‘Salem Lot’s greatest improvement upon the novel is in its use of the Glick brother vampires. In the novel, what mostly happens off-stage and is known through dialogue exposition is here given an unforgettable visual rendition. The vampire boys float outside windows, scraping on the glass, demanding to be let in. It is perhaps the film’s most memorable and chilling image, although certainly not it’s only one. I remember as a young teenager watching ‘Salem’s Lot’ and being terrified, not only by the vampires-at-the-window moments, but also at the graveyard cliffhanger and the Mr Barlow reveal. I remember watching it a second time from behind a cushion because I knew it was going to be scary. Its ambience and shock moments certainly worked on me and I am sure this particular mini-series traumatised a generation of horror fans.

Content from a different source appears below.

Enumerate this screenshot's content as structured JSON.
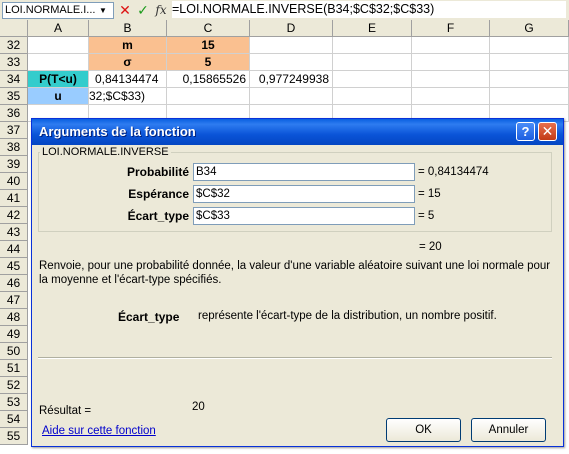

The film’s greatest deviation from the novel is in its conception of Barlow the vampire. Hooper has opted to make Barlow a homage to Max Shreck’s ‘Nosferatu’; he is no longer the pretentious, condescending orator of the book: Straker is now his mouthpiece. Barlow’s entrance is another unexpected shocker, but his appearance gains the story little more than monster-make up, but nevertheless a strong defining image. It is at its best when Barlow invades an ordinary domestic dinner scene.

In many ways, ‘Salem’s Lot’ is a successful King adaptation. Despite its TV conventions, ‘Salem’s Lot’ manages some rawness, black humour and shocks; it is at least scary and atmospheric and has aged better than the televised and fondly remembered version of ‘It’. It is a long way down from here to ‘The Lost Boys’. There is no vampire sub-genre deconstruction as in Romero’s ‘Martin’, but ‘Salem’s Lot’s greatest strength is in allowing the vampires the greater visual set-ups and juxtapositioning them against the otherwise naturalistic framing. Vampires sitting in rocking chairs and coming to life on autopsy tables will still provide the delights for genre fans.


·        - Larry Cohen made A Return to Salem’s Lot, another television horror in 1987, but its relationship to the original novel and film was highly tenuous.
·        - Stephen King’s anthology ‘Night Shift’ contains a short story that vaguely follows up ‘Salem’s Lot’ called ‘One for the Road’. Typical of the collection, it is a slight, only mildly satisfying short.


[1]               Peter Nicholls,  Fantastic Cinema: an illustrated survey, (Ebury Press, London, 1984) pg. 145.
2               Kim Newman, Nightmare Movies: a critical guide to contemporary horror films, (Harmony Books, New York, 1988) pg. 54.